Editor's Note: In memory of John Henry, the legendary racehorse who died October 8, 2007, we present this article from the May 1985 issue of EQUUS magazine. In it, a panel of experts put the gelding to the test to discover exactly what made him a legend.
He is the Old Man of the racetrack and indisputably the best Thoroughbred around. For a number of years the only horse owned by Sam and Dorothy Rubin's Dotsam Stable, 10-year-old John Henry is a singular celebrity whose career statistics have rocketed him into a class of his own.
By a narrow margin, he was named 1984 Horse of the Year last February, just edging out Equusequity Stable's Slew o' Gold in the final tally. It was an at-the-wire victory, not unlike some of those the remarkable gelding has pulled off during the course of his career. The world's richest racehorse, with lifetime earnings totaling $6,597,947, he is also the only Thoroughbred ever to earn the Horse of the Year title twice in nonconsecutive years. He captured the first in 1981 when he was six. His lifetime record for 83 starts stands at 39 wins, 15 seconds and nine thirds. Six of those wins, one second and a third came from nine starts in 1984.
One of the most talented horses in track history, he is undoubtedly one of the most popular and enigmatic characters, too. John Henry has captured the attention of racing enthusiasts and the media at large both here and abroad.
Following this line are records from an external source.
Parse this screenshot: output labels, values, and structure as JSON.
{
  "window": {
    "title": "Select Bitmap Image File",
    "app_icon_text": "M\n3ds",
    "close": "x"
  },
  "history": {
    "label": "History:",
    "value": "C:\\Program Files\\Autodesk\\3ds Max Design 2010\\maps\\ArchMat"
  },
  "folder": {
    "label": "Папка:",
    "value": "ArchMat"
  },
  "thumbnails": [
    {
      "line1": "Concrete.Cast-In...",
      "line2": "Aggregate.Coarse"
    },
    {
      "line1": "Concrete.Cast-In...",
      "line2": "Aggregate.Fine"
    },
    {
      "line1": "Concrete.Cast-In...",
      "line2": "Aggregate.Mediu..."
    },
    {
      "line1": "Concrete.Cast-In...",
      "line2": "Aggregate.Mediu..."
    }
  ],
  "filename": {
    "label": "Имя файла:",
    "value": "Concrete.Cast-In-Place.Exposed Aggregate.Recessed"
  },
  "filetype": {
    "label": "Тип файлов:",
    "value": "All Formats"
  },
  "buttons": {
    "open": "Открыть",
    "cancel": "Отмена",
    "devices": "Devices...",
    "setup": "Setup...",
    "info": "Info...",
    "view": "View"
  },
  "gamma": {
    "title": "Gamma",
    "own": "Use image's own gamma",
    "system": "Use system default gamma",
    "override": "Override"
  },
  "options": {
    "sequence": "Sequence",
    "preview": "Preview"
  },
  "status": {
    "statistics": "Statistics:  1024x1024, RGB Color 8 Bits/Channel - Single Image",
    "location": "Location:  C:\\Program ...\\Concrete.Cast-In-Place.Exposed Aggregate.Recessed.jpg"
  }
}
An early-morning feature on NBC's Today show, for instance, highlighted the gelding's idiosyncratic trek to the track on race day, while People magazine included him among such notables as Chrysler's Lee Iacocca and ghostbusting comedian Bill Murray when it named him one of its 20 most intriguing people of 1984. The magazine's profile of the horse's career noted that "like Ronald Reagan, this geriatric marvel traveled the country from coast to coast [in 1984] and convincingly proved that the race is not always to the youngest."
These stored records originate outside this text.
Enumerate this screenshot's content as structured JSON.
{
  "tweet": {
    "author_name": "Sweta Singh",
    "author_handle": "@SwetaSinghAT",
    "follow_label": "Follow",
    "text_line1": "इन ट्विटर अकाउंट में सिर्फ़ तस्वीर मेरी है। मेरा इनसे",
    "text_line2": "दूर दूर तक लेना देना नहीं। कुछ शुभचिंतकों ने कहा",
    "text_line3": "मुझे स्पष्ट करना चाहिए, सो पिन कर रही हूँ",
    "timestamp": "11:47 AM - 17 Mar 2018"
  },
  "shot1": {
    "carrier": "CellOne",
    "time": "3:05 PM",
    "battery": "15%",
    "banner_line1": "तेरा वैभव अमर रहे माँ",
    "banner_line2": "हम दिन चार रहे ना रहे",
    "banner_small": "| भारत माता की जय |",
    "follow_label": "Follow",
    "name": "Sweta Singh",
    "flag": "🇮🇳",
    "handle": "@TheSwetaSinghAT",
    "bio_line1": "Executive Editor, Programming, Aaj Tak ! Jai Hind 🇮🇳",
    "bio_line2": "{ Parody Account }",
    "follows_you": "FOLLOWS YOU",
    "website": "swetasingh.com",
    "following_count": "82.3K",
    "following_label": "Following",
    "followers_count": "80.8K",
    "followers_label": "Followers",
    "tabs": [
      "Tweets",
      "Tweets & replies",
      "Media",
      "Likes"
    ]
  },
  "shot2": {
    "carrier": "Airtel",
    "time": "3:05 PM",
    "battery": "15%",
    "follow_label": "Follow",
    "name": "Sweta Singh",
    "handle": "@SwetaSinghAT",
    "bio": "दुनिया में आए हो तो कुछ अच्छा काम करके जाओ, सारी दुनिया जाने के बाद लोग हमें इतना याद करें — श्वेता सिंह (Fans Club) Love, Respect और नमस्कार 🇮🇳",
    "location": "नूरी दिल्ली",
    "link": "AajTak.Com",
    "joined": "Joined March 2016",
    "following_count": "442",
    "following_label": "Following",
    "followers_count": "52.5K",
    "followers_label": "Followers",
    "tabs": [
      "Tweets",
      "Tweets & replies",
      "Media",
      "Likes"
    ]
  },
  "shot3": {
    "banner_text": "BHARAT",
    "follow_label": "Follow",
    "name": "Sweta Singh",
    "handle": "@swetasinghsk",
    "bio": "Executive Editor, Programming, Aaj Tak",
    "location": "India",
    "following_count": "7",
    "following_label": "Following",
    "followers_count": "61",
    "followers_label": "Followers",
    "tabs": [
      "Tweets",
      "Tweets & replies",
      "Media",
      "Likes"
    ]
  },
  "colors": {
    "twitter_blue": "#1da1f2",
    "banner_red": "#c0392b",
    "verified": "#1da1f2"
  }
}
St. George, a German horse magazine, seems to agree with this reasoning in a recent feature. Titled "John Henry: Nationalheld Und Publik-umsmagnet" (loosely translated, "national hero and magnet of public attention"), the article talks not so much about the horse's running ability but his racing sense--an intangible and unmeasurable quality that allows him to control a race.
As anyone who has worked with him or religiously watched him from the stands will tell you, the little bay horse with the average-looking body and captivating eyes has come a long way during his racing career. Though he won his first start as a two-year-old on a Louisiana track, he didn't really distinguish himself until late in his four-year-old year, developing from an average sprinter on dirt to the premier distance horse on grass. Now, surrounded by trainer Ron McAnally, assistant trainer Eduardo Inda, exercise rider Lewis Cenicola, groom Jose Mercado, jockey Chris McCarron and veterinarian Jack Robbins, VMD, the horse has mellowed in the six years that the Rubins have owned him from an unruly, some say roguish, youngster, castrated from his temperament as a two-year-old, to a mature racehorse.
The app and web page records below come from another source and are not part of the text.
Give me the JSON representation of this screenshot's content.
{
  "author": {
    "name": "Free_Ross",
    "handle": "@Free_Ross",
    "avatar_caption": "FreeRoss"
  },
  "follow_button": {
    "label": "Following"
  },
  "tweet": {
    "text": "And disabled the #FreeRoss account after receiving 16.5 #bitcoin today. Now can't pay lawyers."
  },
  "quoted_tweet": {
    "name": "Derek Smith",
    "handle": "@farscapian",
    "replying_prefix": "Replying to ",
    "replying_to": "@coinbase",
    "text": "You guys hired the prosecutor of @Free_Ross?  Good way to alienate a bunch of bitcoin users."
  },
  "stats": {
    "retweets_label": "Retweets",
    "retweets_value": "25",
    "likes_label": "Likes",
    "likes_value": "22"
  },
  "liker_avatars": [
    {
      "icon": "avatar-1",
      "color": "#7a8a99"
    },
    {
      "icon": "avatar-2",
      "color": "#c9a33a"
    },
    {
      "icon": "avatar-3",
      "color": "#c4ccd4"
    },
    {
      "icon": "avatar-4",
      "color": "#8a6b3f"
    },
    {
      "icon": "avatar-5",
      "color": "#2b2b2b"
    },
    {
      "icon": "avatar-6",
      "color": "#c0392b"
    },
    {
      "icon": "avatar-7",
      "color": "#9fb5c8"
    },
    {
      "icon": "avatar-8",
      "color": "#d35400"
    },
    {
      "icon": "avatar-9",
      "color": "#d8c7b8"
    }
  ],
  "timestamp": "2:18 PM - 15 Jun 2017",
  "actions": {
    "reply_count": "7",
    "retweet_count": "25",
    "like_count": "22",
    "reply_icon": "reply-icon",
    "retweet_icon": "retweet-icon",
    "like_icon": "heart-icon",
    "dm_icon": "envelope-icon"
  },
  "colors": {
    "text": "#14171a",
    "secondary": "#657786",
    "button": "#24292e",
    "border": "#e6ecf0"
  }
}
Yet, while those who know him best talk of John Henry's sense of self, his disdain for hurry and hard work and his determination to stay in front of the pack, no one has ever been able to truly define the quality or combination of factors that make this superhorse tick. Sensitive handling and savvy campaigning obviously enter into the equation for success. But what other attributes account for the gelding's gradual development, dominant position and durability as a racehorse?
This was the question a curious EQUUS editorial staff brainstormed early last fall. John Henry had caught our eye, too, and we were determined to discover exactly what makes the Old Man of the racetrack run so consistently and so well. We knew that sports medicine could provide many of the answers we were after since it defines athletic effort in terms of measurable features and functions that can be assessed to establish racing superiority. Additionally, inside every winner's body there is a mind, a psyche, "heart" to match the heart. Desire is an element of winning we don't yet know how to measure in scientific terms, but there must be clues from which to estimate it, or it wouldn't be so universally acknowledged and cherished.
After John Henry's impressive victory in the Budweiser-Arlington Million in August 1984, McAnally's response to the always-asked "What allows the horse to keep running and winning against the best as a nine-year-old?" was "I guess it's something only the Almighty knows."